When Natural Habitat guide Karen Walker and group arrived in Churchill this past week they found clear blue skies, no wind and calm waters. That scenario is changing as this post is being published. For all the polar bear watchers out there that is good news. As many travelers do upon arriving in Churchill, the group followed the coast road out around the inlet across from Miss Piggy taking in the amazing Hudson Bay vastness. Arriving back in town they stopped at the large Inukshuk on the beach behind the town complex for another view out over the calm bay slapping waves against the shore. After lunch ,desserts and a taste of local flavor at Gypsy’s, they checked into the hotel and headed over to Parcs Canada Visitor Center for an orientation to the polar bear world and regional geographic and cultural features. Karen added her orientation thoughts to a fantastic presentation by well-known Raymond’s from Parcs presentation. Peter and Mary rounded out a full afternoon of northern exposure!
After dinner, stars were in the northern sky so the avid bunch headed out behind the complex once again to find a faint arch or northern lights fairly low on the horizon. It was a nice evening along the shores of Hudson Bay. About 45 minutes later, the arch brightened significantly and began to form a swirling motion seemingly mimicking the counter-clockwise currents of the tumultuous Hudson Bay. Nothing can match the experience of these lights of the north!
As morning came the group headed to the tundra and immediately spotted a pair of ptarmigan in the willows heading out to the lodge. Four bears were in the area and soon after arrival some sparring ensued just off the tail end of the rover. “We had a bear come up to our rover. Then we headed out the point a ways and watched a couple of bears wander off into the willows along the ponds.” reported guide Karen. ” I gave an intro to polar bears, then suddenly one, no two bears, appeared from the willows & headed right toward us. We were visited by the bears & had them under the deck. They never stood up on our rover or sniffed the deck, but it was still awesome to look them in the eye.” Another unforgettable memory.
Once the two polar bears headed off, lunch was served. just as most had finished, they appeared again. Perfect timing! With beautiful views of the colorful yellow and red tundra the bears lingered near the rover during the morning as big snow flakes started to fly … some even found their way into the rover when the windows were down. A preview of the imminent snow in the forecast.

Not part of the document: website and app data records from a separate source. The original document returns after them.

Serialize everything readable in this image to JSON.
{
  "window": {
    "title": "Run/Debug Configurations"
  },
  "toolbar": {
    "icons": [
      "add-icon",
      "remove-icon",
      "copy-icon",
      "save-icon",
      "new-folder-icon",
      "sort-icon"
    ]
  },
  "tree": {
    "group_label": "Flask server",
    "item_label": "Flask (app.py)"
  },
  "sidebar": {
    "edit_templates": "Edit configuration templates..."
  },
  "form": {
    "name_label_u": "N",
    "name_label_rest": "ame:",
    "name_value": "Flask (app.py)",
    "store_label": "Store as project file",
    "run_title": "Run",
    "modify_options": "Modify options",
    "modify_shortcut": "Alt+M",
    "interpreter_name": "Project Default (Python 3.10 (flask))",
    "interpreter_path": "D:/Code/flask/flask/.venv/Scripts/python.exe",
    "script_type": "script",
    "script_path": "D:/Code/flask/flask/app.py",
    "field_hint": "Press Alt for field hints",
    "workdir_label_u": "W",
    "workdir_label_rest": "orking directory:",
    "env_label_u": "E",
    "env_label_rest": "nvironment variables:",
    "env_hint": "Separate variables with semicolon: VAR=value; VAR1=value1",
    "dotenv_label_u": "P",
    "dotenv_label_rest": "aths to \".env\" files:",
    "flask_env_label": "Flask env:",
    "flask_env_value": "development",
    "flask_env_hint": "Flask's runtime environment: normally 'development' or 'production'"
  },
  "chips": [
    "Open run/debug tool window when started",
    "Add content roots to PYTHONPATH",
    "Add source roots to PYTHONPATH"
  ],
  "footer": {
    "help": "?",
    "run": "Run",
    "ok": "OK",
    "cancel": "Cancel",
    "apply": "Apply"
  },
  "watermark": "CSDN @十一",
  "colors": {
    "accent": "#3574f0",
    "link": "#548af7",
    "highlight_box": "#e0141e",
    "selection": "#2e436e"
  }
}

On the trip back to launch-site, a offshoot voyage to Halfway Point provided an amazing view of a puffy, white snowy owl. What a way to complete an incredible day in the CWMA.
The group staying on the tundra lodge with guide Rinnie had incredible sparring after some docile, napping bears the first couple of days. The sunlight accentuated the movement as the bears grappled right next to viewing platforms. Later as the rover ventured away from the lodge, a sow with two yearlings – first sightings of the season- came right up to the machine two different times. With no other rover in sight, this encounter made the trip for many of the guests. Back at the lodge in the evening…stellar aurora borealis graced the skies above…a perfect day and night on the tundra lodge.
Guide Elise and her travelers were near the lodge most of that same day as the wind blew snow squalls sideways. Sparring bears continued to battle while taking rests and then resuming nearly all day. One bear had an injured claw and spewed blood on white fur adding to the drama. Exciting action as the snow moves in across the region.
EARLY SEASON BIRD REPORT
Bonnie Chartier spends most of polar bear season out at the tundra lodge with travelers eager to get amazing round the clock views of polar bears. However, Bonnie also is one of the premier experts on Arctic birdlife. She has literally written a book called “A Birders Guide to Churchill ” and continues her research on the numerous species that call Churchill home for all or part of the year. Here’s her report of sightings out in the Churchill Wildlife Management Area (CWMA). Some of these species have most likely made their way south by now..but for the birders in the crowd here’s the skinny:
“In the past few days we had at least 6 different Snowy Owls. Also well photographed was a single white Gyrfalcon. Rock Ptarmigan are being seen in good size flocks. Shore birds include Pectoral Sandpipers, Dunlin, Black-bellied Plovers. Snow buntings are still around in good numbers. There are Canada Geese, Common Eider, Long-tailed Ducks and a few Red-breasted Mergansers still hanging about. I saw only one greater Yellowlegs. “
If there are any species still out on the tundra Bonnie will find them. Stay tuned for another mid-season update!